I still remember Yom Kippur 2013. The year I had to fast.
I know I am “supposed” to fast every year, but in my mind that ship had sailed long ago. I am not the best rule follower, especially when I don’t see the purpose of the rule. What does not eating have to do with being a good person?
But in 2013, my son was old enough to ask, “Why isn’t daddy fasting for Yom Kippur like we are supposed to?” That was the end for me. I had to lead by example, and fast. Back then fasting was a four-letter word. It was something I was forced to do. It was uncomfortable, it made me grouchy, and it seemed like a waste of a day.
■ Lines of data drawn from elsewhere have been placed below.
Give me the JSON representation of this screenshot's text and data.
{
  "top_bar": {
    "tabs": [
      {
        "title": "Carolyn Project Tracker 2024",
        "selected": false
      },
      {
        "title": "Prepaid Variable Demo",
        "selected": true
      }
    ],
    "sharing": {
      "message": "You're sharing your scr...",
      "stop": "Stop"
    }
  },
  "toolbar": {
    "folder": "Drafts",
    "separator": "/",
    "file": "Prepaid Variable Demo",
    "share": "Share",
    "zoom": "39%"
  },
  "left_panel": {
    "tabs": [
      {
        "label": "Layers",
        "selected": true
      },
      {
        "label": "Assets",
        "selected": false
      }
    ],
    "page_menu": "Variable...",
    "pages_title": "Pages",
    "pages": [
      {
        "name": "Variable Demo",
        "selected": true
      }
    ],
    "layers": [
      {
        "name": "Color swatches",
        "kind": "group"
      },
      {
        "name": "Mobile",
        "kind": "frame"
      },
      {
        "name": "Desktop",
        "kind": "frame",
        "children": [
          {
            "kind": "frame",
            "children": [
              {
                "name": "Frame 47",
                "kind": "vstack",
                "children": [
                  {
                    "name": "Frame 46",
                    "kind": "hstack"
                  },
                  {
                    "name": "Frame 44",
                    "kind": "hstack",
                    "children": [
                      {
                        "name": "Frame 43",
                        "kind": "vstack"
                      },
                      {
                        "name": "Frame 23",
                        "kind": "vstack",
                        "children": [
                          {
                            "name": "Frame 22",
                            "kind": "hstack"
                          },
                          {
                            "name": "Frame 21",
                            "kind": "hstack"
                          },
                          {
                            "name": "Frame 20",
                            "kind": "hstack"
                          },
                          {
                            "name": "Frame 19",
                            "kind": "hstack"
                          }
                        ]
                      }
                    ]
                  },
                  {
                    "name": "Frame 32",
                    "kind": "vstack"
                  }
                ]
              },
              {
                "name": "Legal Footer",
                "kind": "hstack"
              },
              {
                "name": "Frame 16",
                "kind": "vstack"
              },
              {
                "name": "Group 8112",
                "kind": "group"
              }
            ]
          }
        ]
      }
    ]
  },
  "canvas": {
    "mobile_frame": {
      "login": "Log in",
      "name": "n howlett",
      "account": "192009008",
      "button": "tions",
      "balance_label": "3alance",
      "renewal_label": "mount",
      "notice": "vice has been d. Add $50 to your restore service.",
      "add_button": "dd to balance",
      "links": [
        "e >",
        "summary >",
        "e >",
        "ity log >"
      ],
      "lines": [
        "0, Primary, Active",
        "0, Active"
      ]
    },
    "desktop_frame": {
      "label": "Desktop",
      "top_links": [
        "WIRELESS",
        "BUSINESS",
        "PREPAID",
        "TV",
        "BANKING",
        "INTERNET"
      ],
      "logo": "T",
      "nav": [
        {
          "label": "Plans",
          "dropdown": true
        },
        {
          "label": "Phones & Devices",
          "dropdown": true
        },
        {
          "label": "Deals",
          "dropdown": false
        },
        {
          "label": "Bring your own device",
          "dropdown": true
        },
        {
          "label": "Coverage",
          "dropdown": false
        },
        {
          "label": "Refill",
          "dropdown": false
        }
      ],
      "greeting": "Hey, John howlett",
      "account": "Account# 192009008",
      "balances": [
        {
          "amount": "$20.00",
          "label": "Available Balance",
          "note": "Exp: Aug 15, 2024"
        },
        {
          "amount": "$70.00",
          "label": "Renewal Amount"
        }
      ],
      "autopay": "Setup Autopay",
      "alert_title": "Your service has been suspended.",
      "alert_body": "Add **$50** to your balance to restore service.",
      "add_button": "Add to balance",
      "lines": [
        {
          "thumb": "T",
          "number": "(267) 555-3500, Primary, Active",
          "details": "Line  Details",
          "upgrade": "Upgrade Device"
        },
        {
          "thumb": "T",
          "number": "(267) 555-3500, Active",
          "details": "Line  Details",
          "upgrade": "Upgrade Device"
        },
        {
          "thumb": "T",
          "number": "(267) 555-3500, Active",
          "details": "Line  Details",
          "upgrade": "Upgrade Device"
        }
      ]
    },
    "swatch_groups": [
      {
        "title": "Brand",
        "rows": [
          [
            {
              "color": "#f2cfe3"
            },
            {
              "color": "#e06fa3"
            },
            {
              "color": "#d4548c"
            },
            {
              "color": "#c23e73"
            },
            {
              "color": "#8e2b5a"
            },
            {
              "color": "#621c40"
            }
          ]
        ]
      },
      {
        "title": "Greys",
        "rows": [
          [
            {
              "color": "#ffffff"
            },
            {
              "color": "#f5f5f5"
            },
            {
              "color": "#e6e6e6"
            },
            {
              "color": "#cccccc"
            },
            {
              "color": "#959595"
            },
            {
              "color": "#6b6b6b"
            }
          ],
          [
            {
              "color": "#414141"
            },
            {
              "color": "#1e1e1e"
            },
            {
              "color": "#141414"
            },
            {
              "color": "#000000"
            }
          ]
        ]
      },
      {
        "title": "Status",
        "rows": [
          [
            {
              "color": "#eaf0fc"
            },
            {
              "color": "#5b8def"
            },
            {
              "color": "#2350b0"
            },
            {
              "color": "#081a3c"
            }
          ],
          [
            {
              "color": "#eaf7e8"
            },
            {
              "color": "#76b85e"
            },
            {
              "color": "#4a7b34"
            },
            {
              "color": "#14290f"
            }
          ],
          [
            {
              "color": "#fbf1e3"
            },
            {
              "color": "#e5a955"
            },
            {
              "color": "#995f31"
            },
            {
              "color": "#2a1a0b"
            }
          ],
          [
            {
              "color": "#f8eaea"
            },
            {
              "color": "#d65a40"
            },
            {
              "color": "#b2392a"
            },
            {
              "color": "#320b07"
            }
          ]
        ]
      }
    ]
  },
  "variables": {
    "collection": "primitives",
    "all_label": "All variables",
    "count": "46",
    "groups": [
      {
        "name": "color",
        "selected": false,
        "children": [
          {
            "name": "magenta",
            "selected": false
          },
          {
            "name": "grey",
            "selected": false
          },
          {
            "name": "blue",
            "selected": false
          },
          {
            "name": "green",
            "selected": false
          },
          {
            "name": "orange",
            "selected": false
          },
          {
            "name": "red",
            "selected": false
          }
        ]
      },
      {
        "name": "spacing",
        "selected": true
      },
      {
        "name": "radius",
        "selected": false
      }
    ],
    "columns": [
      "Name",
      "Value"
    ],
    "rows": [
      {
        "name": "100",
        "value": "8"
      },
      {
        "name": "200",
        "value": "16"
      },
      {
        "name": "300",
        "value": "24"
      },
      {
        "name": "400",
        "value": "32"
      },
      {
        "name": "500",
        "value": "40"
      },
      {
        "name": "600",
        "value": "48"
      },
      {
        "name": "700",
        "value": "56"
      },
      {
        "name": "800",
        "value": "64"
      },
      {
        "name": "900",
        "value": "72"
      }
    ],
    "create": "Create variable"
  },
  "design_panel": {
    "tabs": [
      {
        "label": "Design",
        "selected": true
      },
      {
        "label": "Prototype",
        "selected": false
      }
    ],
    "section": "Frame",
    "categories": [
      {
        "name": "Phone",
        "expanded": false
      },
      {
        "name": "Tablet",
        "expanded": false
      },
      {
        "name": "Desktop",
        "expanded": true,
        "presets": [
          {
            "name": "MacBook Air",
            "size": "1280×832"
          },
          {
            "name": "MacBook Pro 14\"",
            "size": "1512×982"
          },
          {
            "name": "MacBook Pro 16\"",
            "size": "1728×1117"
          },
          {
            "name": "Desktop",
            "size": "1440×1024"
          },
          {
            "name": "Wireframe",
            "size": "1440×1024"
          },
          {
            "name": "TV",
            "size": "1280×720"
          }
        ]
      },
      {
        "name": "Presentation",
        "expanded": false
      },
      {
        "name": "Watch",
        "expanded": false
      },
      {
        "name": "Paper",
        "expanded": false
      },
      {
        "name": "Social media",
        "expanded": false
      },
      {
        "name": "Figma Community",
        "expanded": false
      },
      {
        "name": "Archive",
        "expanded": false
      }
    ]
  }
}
How times have changed. Now I practice intermittent fasting on a regular basis. I regularly experience the physical and psychological benefits, and I know that science supports even greater long-term benefits. Plus, it’s easy now.
This year I learned that like with most things, I have started take fasting for granted.
A good friend of mine unknowingly reminded me of this when we met for lunch the day after Yom Kippur. He does not fast regularly, so the Yom Kippur fast is a big deal for him. I was fascinated listening to him describe his experience. His focus wasn’t the hunger, or lack of energy, or the headaches some people experience. Rather, his was the appreciation he had for cold, crisp water. The joy of his first taste of food in 24 hours. The smell, the texture, the flavors. He had taken food for granted and fasting helped him appreciate it all over again.
I felt the same appreciation as my friend when I did my five-day fasting mimicking diet. But on a regular day of fasting, I don’t experience the same appreciation. It made me wonder, why not? Why had I lost that heightened appreciation?
I eat high quality, minimally processed, real food that comes from the ground or from an animal. It is food as nature intended it to be. It nourishes my body and is delicious. I should celebrate it every day.
Yet, I learned that I can sometimes take my food for granted.
A prolonged period without it is a stark reminder of how much I should appreciate my food. But why don’t I appreciate it to the same degree every day?
This reminds me of the comedian, Louis CK, who tells the story of someone sitting next to him on the plane complaining that the WiFi wasn’t working at 30,000 feet in the air. The comedian responded that every time a plane takes off and is in the air, we should all scream “Holy $&!% we are flying! I mean literally flying!! Can you believe that?!?!?” Again, that is a perfect example of something we easily take for granted.
So, what is the secret? How do we not take for granted the things we experience every day, regardless of how amazing or awe inspiring they may be? How do we appreciate what can easily become mundane?
In our family, we say a short prayer every meal. Maybe prayer is the wrong word. It is more of a thank you. We try to remember to thank God for growing the food, the field workers for harvesting it, me or my wife for cooking it, and all of us for appreciating it. But I would be lying if I said that we did that at every meal.
We are quick to point out when something is from a factory or packaged in a box or bag. That helps us recognize the simplicity and pleasure of eating real food (in fact, my kids were freaked out when they saw me eating food from a box during my 5-day FMD).
Yet I feel like there should be more. I feel like I still underappreciate the treasure that is our food. Is that setting too high of an expectation? Or should I strive for a greater appreciation?
What are your thoughts? What are your rituals? How to you remember to appreciate what you have? It doesn’t have to be just food either. We should be thankful for anything we are fortunate enough to have. Please comment below so we all can benefit from our collective knowledge and experience.
For now, I am going to appreciate my freshly steamed veggies and my grass-fed steak. I don’t want to have to wait for my next FMD to appreciate that!
Thanks for reading
Bret Scher, MD FACC